Sometimes you just need a Sherpa

The Sherpas of eastern Nepal have been helping those scaling Mount Everest for more than six decades. Reaching the world’s highest peak is a near impossible goal. Most climbers find a Sherpa’s aid to be necessary.

Born and raised high in the Himalayas, a Sherpa’s mind has been strengthened by the rugged mountain conditions, and their body has adjusted to operate in the thin air at the highest elevations. Sherpas know the passable routes upward, the intense and ever-changing weather, and ways to survive the ravages of the region. They’ve been to the top; they know the way and what to expect. A Sherpa guides climbers upward, carries some of the load, coaches through the unexpected, and helps push on when conditions are most daunting. As the climbers approach the peak, the Sherpa often stops short and points toward the top as if to say, “You go ahead, this is your mountain to conquer. I’ll stay here with the gear and link up to celebrate with you as you come back down.”

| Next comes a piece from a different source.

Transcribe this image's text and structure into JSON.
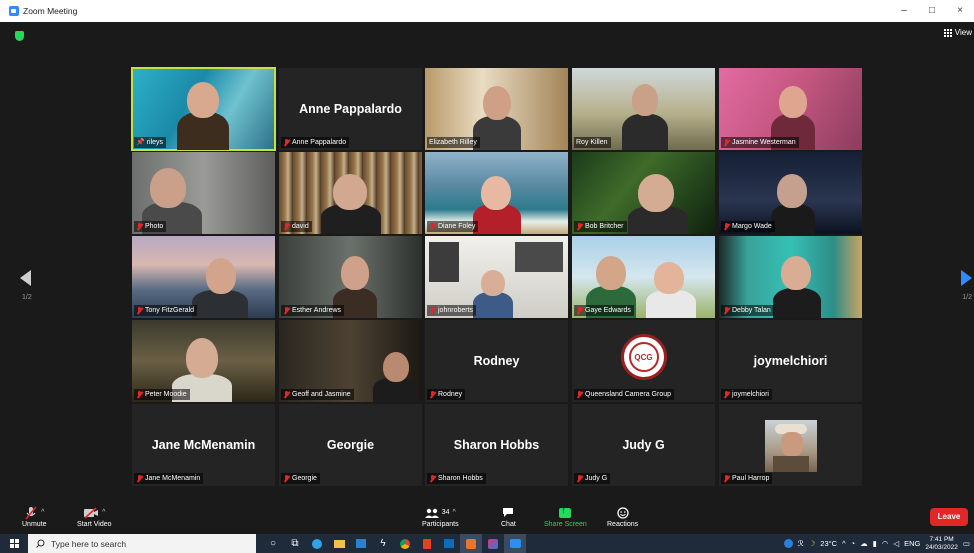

Titus tells of “Sherpian” roles within the body of Christ (Titus 2:1-8). Paul guided young Timothy through and beyond the second missionary journey then charged him to take up a similar “Sherpian” role within his work at Ephesus (2 Timothy 2:1-2). Paul also tells the Thessalonians to “encourage one another and build up one another up … to admonish the idle, encourage the fainthearted, help the weak, and be patient with them all” (1 Thessalonians 5:11, 14).

We all could use a Sherpa when facing new and formidable challenges. Junior leaders and young couples with their abundance of zeal and energy, but with limited experience, particularly benefit from a seasoned guide as they break new ground in life.

Will they seek out another–and will they find someone—offering to guide through personal or professional challenges, encourage when the journey wears on the soul, point upward to the goal, and celebrate in their victories?

2017-10-09T12:21:11+00:00 October 9th, 2017|Categories: Leader Touch, Small Group Resources|

About the Author:

This article originally appeared in COMMAND magazine, or an OCF Ministry Report.